ASSIGNMENT: From the entries below, copy each line in which the word "title" occurs.
(Beginning of EXCERPTED RECORDS)
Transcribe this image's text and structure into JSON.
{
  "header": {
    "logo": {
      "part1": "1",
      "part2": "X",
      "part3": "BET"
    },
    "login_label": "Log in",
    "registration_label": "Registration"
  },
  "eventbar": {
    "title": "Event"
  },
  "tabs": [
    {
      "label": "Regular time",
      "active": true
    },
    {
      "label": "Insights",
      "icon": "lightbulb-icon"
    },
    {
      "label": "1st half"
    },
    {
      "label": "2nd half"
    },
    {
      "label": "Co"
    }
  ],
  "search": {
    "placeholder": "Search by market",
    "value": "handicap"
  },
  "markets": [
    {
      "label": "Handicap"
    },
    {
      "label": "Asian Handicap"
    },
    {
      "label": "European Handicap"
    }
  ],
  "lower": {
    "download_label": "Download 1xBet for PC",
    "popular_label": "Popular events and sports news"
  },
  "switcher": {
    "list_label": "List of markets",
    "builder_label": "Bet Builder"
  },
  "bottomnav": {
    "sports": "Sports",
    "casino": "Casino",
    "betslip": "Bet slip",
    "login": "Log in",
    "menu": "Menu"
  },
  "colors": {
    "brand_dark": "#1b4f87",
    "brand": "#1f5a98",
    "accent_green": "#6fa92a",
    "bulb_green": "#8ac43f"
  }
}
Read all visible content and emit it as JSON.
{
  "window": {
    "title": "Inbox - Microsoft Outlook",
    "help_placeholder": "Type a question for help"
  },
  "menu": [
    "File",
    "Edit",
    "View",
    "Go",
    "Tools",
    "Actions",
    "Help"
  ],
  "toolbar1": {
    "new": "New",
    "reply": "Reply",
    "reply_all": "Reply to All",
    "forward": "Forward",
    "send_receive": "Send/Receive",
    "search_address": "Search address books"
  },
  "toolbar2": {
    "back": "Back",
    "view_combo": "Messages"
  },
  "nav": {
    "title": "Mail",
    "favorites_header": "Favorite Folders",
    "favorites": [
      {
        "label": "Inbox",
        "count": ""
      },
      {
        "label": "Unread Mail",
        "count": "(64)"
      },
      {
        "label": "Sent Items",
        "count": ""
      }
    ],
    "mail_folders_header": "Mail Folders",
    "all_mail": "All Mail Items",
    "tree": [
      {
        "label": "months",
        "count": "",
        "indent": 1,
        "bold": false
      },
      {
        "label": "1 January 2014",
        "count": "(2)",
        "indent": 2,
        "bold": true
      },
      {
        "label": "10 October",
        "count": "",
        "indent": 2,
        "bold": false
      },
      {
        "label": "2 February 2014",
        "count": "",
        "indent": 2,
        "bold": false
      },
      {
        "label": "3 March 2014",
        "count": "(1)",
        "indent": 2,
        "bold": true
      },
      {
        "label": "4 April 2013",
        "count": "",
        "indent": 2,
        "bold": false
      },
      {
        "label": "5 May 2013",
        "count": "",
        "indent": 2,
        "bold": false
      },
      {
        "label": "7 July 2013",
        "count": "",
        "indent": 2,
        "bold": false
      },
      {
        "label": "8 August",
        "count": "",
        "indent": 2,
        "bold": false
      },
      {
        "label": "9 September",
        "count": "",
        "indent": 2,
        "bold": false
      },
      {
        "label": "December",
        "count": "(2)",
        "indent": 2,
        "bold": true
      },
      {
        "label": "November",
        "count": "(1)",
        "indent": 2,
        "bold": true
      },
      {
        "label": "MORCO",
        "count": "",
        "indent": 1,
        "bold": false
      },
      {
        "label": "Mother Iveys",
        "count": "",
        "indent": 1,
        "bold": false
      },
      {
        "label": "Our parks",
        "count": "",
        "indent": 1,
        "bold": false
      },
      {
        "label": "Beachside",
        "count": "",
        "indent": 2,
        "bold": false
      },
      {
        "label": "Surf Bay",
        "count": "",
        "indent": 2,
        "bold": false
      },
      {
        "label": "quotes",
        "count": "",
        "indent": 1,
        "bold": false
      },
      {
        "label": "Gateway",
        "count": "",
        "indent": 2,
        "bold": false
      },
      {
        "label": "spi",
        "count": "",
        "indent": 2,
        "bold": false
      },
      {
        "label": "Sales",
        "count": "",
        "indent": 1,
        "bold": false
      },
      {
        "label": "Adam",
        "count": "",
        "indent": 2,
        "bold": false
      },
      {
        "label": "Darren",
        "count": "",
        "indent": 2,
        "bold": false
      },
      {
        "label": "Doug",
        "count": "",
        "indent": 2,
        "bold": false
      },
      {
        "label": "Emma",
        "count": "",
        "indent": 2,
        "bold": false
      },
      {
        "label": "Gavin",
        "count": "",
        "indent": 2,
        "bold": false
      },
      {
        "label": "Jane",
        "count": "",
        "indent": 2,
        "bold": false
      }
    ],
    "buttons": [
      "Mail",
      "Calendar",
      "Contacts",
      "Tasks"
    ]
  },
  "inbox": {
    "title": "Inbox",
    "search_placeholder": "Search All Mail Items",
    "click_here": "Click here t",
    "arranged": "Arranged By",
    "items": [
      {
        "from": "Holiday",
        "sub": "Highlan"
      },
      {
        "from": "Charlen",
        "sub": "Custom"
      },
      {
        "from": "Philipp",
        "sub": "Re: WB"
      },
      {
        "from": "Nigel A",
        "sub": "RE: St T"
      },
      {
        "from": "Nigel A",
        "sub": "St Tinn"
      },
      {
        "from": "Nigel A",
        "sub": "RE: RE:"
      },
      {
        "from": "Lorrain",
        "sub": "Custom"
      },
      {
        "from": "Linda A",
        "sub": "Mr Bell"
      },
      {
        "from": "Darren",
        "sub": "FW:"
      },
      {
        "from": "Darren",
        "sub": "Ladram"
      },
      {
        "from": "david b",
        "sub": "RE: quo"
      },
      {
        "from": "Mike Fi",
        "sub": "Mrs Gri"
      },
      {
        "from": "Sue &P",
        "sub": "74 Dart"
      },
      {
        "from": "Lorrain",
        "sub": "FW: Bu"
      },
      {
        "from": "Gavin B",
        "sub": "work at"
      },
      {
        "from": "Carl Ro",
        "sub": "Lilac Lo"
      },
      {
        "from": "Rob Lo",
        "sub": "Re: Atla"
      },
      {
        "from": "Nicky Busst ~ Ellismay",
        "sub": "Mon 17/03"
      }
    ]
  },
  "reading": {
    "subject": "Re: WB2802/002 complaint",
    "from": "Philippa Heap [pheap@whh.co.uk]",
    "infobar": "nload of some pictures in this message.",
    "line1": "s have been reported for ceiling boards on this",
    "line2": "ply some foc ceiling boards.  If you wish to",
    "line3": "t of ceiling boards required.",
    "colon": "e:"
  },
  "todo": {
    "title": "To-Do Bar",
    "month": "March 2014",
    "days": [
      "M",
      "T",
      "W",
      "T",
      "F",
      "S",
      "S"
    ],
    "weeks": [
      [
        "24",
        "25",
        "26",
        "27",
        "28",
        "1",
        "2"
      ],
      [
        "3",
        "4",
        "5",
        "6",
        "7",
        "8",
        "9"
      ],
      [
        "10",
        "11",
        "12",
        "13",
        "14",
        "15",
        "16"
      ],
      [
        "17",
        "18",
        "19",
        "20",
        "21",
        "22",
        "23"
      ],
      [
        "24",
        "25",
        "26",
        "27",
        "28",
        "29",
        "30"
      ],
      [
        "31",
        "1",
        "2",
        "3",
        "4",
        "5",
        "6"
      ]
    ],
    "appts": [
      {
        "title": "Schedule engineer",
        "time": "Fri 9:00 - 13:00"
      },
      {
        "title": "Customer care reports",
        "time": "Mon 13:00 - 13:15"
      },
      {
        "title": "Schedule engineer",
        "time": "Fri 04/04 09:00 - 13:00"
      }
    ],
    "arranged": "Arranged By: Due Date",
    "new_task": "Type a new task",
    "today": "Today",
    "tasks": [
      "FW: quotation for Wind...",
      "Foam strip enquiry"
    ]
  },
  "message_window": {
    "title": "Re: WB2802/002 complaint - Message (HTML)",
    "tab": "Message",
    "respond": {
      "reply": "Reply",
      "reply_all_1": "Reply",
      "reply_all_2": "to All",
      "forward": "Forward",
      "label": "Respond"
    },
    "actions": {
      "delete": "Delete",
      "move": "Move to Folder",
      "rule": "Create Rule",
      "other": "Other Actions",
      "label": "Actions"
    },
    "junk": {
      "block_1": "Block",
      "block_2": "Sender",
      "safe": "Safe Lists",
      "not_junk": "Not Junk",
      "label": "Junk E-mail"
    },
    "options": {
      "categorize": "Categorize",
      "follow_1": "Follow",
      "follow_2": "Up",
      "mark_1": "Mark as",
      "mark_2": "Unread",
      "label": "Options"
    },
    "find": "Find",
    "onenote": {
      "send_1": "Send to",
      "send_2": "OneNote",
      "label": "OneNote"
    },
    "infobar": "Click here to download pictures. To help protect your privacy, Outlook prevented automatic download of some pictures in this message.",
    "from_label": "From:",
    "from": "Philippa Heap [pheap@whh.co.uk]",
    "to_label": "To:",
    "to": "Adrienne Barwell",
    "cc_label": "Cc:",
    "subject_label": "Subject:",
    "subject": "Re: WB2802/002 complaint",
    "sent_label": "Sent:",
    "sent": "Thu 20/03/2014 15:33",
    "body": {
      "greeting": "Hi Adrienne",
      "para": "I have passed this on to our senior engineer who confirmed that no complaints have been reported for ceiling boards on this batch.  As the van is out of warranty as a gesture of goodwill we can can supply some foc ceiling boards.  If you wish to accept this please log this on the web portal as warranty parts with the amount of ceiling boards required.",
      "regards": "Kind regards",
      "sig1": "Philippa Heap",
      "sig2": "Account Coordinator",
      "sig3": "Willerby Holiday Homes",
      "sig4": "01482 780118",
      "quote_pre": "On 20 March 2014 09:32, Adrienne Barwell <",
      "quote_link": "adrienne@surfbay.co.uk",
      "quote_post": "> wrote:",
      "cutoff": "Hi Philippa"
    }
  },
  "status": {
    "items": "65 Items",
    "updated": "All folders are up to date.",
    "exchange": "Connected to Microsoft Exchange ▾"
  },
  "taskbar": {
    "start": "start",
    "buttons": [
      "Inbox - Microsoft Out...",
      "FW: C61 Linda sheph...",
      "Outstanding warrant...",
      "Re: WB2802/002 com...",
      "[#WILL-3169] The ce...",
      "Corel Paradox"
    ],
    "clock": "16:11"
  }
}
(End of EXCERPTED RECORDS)
ANSWER SPACE:
    "title": "Event"
    "title": "Inbox - Microsoft Outlook",
    "title": "Mail",
    "title": "Inbox",
    "title": "To-Do Bar",
        "title": "Schedule engineer",
        "title": "Customer care reports",
        "title": "Schedule engineer",
    "title": "Re: WB2802/002 complaint - Message (HTML)",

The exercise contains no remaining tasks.